Items from an interface collection:
* * * * * * * * *

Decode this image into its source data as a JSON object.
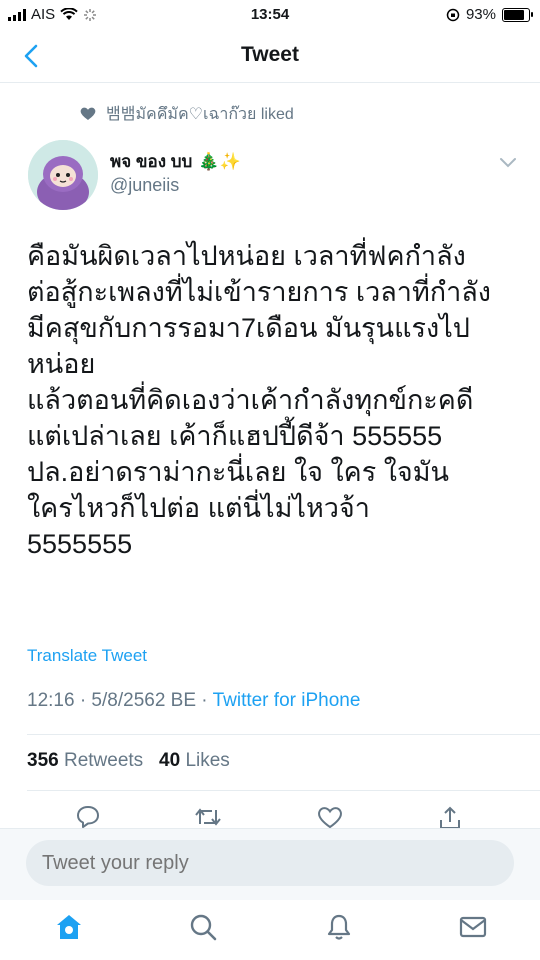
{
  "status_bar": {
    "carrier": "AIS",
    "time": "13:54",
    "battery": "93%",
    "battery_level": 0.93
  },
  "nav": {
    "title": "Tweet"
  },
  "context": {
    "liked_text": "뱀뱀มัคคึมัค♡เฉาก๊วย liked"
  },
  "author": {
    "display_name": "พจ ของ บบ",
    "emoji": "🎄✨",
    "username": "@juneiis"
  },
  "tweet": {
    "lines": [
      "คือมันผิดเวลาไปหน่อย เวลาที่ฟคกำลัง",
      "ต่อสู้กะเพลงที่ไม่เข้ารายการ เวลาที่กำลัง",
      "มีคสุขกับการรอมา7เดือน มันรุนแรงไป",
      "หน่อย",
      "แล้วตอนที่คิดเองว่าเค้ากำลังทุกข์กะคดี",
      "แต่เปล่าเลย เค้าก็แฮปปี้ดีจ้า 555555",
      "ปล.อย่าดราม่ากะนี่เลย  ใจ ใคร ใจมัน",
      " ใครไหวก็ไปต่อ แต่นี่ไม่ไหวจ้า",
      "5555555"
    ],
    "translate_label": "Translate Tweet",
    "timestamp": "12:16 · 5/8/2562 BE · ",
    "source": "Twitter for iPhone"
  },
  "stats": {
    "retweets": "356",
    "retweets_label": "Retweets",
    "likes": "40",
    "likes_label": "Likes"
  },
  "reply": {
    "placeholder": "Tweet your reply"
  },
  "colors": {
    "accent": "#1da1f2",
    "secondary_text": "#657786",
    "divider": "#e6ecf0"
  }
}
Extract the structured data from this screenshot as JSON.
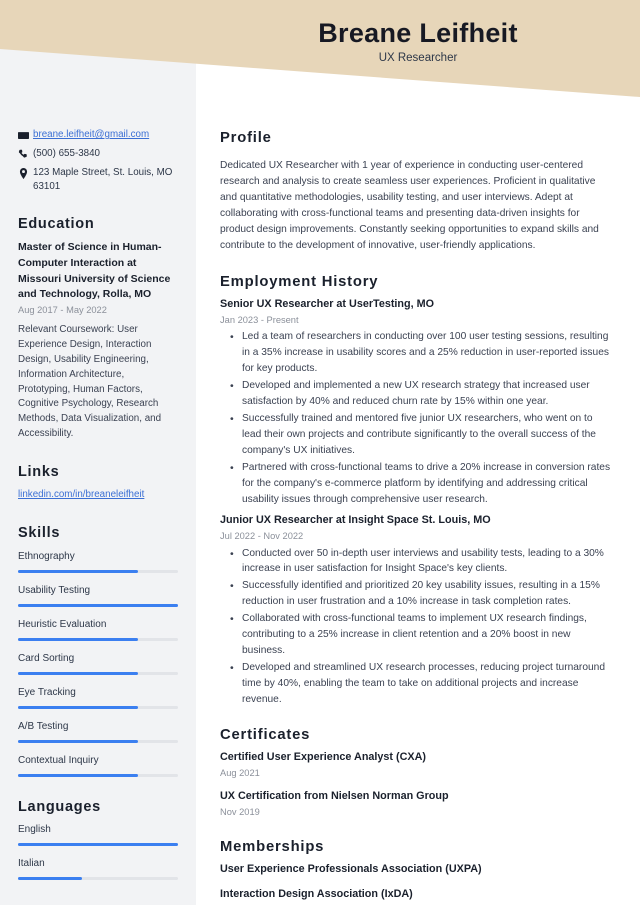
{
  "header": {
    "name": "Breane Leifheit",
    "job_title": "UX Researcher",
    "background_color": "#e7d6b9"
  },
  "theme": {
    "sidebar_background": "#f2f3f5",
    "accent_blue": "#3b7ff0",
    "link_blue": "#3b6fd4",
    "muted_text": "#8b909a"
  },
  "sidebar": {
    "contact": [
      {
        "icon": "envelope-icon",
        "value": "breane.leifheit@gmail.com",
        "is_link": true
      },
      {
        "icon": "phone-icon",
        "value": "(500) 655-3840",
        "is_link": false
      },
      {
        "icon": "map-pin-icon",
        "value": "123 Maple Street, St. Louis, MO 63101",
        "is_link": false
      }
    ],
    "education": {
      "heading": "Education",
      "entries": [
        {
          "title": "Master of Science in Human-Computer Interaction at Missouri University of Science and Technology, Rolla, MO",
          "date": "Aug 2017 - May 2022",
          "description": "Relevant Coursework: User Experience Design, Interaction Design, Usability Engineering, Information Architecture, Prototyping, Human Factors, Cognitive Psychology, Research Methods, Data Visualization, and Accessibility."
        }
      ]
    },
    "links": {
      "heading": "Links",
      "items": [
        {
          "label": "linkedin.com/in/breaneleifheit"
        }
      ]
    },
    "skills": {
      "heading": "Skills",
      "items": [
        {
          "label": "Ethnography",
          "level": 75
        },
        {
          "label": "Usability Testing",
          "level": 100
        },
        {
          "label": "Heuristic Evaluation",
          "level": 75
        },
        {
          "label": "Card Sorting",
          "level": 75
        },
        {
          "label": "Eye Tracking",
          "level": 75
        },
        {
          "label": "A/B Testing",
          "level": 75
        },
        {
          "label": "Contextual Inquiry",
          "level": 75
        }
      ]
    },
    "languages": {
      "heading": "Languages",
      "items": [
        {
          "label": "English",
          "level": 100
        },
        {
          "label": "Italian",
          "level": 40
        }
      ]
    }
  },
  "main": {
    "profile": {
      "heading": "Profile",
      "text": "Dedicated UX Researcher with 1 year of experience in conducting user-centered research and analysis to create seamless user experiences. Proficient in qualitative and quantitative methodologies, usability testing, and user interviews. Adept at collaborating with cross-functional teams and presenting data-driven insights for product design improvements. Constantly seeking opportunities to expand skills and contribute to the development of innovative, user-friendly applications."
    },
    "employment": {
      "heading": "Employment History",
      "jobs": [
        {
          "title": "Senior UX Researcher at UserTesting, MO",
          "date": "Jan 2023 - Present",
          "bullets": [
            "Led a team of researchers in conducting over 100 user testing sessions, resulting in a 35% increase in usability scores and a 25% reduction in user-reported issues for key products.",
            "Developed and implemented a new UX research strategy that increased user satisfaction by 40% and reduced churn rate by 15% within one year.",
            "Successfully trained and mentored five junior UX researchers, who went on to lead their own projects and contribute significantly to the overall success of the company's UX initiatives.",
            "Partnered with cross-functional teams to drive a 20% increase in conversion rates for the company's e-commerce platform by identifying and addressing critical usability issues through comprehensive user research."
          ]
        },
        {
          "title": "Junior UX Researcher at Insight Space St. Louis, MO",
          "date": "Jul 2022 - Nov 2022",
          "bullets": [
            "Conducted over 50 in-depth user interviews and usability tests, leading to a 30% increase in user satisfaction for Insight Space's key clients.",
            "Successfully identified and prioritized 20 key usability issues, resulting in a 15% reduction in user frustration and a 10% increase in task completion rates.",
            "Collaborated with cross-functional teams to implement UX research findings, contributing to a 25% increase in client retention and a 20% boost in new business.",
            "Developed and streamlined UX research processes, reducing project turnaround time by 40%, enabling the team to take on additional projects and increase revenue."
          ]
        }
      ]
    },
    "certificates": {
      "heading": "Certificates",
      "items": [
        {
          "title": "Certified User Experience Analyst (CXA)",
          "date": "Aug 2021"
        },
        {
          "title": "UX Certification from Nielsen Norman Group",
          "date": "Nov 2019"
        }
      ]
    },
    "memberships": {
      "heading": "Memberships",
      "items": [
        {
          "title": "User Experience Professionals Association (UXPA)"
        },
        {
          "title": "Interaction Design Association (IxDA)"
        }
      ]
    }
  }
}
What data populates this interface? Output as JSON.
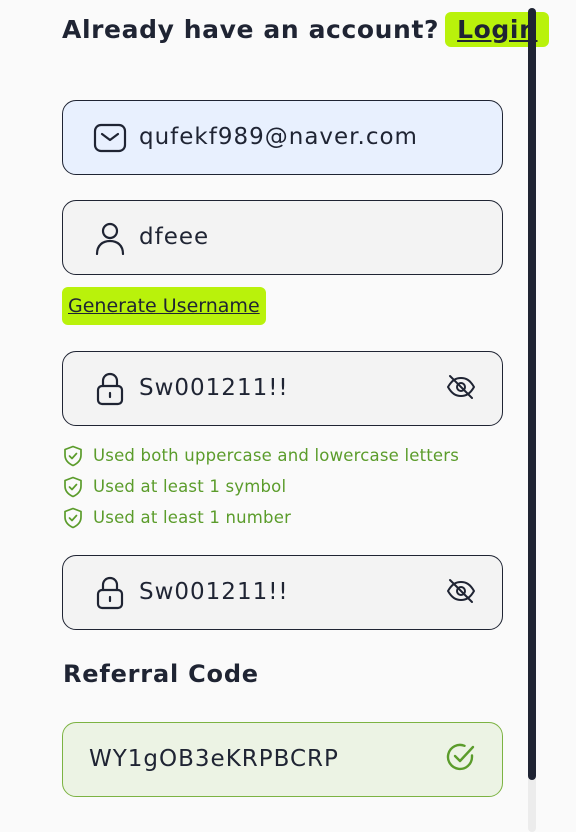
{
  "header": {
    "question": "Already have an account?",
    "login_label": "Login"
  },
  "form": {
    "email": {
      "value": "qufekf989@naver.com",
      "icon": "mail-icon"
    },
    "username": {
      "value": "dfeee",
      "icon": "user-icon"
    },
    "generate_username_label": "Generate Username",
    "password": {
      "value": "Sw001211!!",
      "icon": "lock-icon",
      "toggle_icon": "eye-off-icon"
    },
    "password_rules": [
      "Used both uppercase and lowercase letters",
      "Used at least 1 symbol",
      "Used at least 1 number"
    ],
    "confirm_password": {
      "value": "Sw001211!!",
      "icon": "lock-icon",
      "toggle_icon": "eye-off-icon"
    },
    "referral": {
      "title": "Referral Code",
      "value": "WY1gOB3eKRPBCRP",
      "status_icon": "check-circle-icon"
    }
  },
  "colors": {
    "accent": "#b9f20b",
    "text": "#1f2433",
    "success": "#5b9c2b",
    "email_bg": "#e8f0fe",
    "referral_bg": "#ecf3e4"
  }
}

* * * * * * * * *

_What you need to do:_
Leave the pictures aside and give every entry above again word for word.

_Answer to the problem:_
Decode this image into its source data as a JSON object.
{
  "status_bar": {
    "carrier": "AIS",
    "time": "13:54",
    "battery": "93%",
    "battery_level": 0.93
  },
  "nav": {
    "title": "Tweet"
  },
  "context": {
    "liked_text": "뱀뱀มัคคึมัค♡เฉาก๊วย liked"
  },
  "author": {
    "display_name": "พจ ของ บบ",
    "emoji": "🎄✨",
    "username": "@juneiis"
  },
  "tweet": {
    "lines": [
      "คือมันผิดเวลาไปหน่อย เวลาที่ฟคกำลัง",
      "ต่อสู้กะเพลงที่ไม่เข้ารายการ เวลาที่กำลัง",
      "มีคสุขกับการรอมา7เดือน มันรุนแรงไป",
      "หน่อย",
      "แล้วตอนที่คิดเองว่าเค้ากำลังทุกข์กะคดี",
      "แต่เปล่าเลย เค้าก็แฮปปี้ดีจ้า 555555",
      "ปล.อย่าดราม่ากะนี่เลย  ใจ ใคร ใจมัน",
      " ใครไหวก็ไปต่อ แต่นี่ไม่ไหวจ้า",
      "5555555"
    ],
    "translate_label": "Translate Tweet",
    "timestamp": "12:16 · 5/8/2562 BE · ",
    "source": "Twitter for iPhone"
  },
  "stats": {
    "retweets": "356",
    "retweets_label": "Retweets",
    "likes": "40",
    "likes_label": "Likes"
  },
  "reply": {
    "placeholder": "Tweet your reply"
  },
  "colors": {
    "accent": "#1da1f2",
    "secondary_text": "#657786",
    "divider": "#e6ecf0"
  }
}
Extract the structured data from this screenshot as JSON.
{
  "header": {
    "name": "Breane Leifheit",
    "job_title": "UX Researcher",
    "background_color": "#e7d6b9"
  },
  "theme": {
    "sidebar_background": "#f2f3f5",
    "accent_blue": "#3b7ff0",
    "link_blue": "#3b6fd4",
    "muted_text": "#8b909a"
  },
  "sidebar": {
    "contact": [
      {
        "icon": "envelope-icon",
        "value": "breane.leifheit@gmail.com",
        "is_link": true
      },
      {
        "icon": "phone-icon",
        "value": "(500) 655-3840",
        "is_link": false
      },
      {
        "icon": "map-pin-icon",
        "value": "123 Maple Street, St. Louis, MO 63101",
        "is_link": false
      }
    ],
    "education": {
      "heading": "Education",
      "entries": [
        {
          "title": "Master of Science in Human-Computer Interaction at Missouri University of Science and Technology, Rolla, MO",
          "date": "Aug 2017 - May 2022",
          "description": "Relevant Coursework: User Experience Design, Interaction Design, Usability Engineering, Information Architecture, Prototyping, Human Factors, Cognitive Psychology, Research Methods, Data Visualization, and Accessibility."
        }
      ]
    },
    "links": {
      "heading": "Links",
      "items": [
        {
          "label": "linkedin.com/in/breaneleifheit"
        }
      ]
    },
    "skills": {
      "heading": "Skills",
      "items": [
        {
          "label": "Ethnography",
          "level": 75
        },
        {
          "label": "Usability Testing",
          "level": 100
        },
        {
          "label": "Heuristic Evaluation",
          "level": 75
        },
        {
          "label": "Card Sorting",
          "level": 75
        },
        {
          "label": "Eye Tracking",
          "level": 75
        },
        {
          "label": "A/B Testing",
          "level": 75
        },
        {
          "label": "Contextual Inquiry",
          "level": 75
        }
      ]
    },
    "languages": {
      "heading": "Languages",
      "items": [
        {
          "label": "English",
          "level": 100
        },
        {
          "label": "Italian",
          "level": 40
        }
      ]
    }
  },
  "main": {
    "profile": {
      "heading": "Profile",
      "text": "Dedicated UX Researcher with 1 year of experience in conducting user-centered research and analysis to create seamless user experiences. Proficient in qualitative and quantitative methodologies, usability testing, and user interviews. Adept at collaborating with cross-functional teams and presenting data-driven insights for product design improvements. Constantly seeking opportunities to expand skills and contribute to the development of innovative, user-friendly applications."
    },
    "employment": {
      "heading": "Employment History",
      "jobs": [
        {
          "title": "Senior UX Researcher at UserTesting, MO",
          "date": "Jan 2023 - Present",
          "bullets": [
            "Led a team of researchers in conducting over 100 user testing sessions, resulting in a 35% increase in usability scores and a 25% reduction in user-reported issues for key products.",
            "Developed and implemented a new UX research strategy that increased user satisfaction by 40% and reduced churn rate by 15% within one year.",
            "Successfully trained and mentored five junior UX researchers, who went on to lead their own projects and contribute significantly to the overall success of the company's UX initiatives.",
            "Partnered with cross-functional teams to drive a 20% increase in conversion rates for the company's e-commerce platform by identifying and addressing critical usability issues through comprehensive user research."
          ]
        },
        {
          "title": "Junior UX Researcher at Insight Space St. Louis, MO",
          "date": "Jul 2022 - Nov 2022",
          "bullets": [
            "Conducted over 50 in-depth user interviews and usability tests, leading to a 30% increase in user satisfaction for Insight Space's key clients.",
            "Successfully identified and prioritized 20 key usability issues, resulting in a 15% reduction in user frustration and a 10% increase in task completion rates.",
            "Collaborated with cross-functional teams to implement UX research findings, contributing to a 25% increase in client retention and a 20% boost in new business.",
            "Developed and streamlined UX research processes, reducing project turnaround time by 40%, enabling the team to take on additional projects and increase revenue."
          ]
        }
      ]
    },
    "certificates": {
      "heading": "Certificates",
      "items": [
        {
          "title": "Certified User Experience Analyst (CXA)",
          "date": "Aug 2021"
        },
        {
          "title": "UX Certification from Nielsen Norman Group",
          "date": "Nov 2019"
        }
      ]
    },
    "memberships": {
      "heading": "Memberships",
      "items": [
        {
          "title": "User Experience Professionals Association (UXPA)"
        },
        {
          "title": "Interaction Design Association (IxDA)"
        }
      ]
    }
  }
}
What data populates this interface? Output as JSON.
{
  "header": {
    "question": "Already have an account?",
    "login_label": "Login"
  },
  "form": {
    "email": {
      "value": "qufekf989@naver.com",
      "icon": "mail-icon"
    },
    "username": {
      "value": "dfeee",
      "icon": "user-icon"
    },
    "generate_username_label": "Generate Username",
    "password": {
      "value": "Sw001211!!",
      "icon": "lock-icon",
      "toggle_icon": "eye-off-icon"
    },
    "password_rules": [
      "Used both uppercase and lowercase letters",
      "Used at least 1 symbol",
      "Used at least 1 number"
    ],
    "confirm_password": {
      "value": "Sw001211!!",
      "icon": "lock-icon",
      "toggle_icon": "eye-off-icon"
    },
    "referral": {
      "title": "Referral Code",
      "value": "WY1gOB3eKRPBCRP",
      "status_icon": "check-circle-icon"
    }
  },
  "colors": {
    "accent": "#b9f20b",
    "text": "#1f2433",
    "success": "#5b9c2b",
    "email_bg": "#e8f0fe",
    "referral_bg": "#ecf3e4"
  }
}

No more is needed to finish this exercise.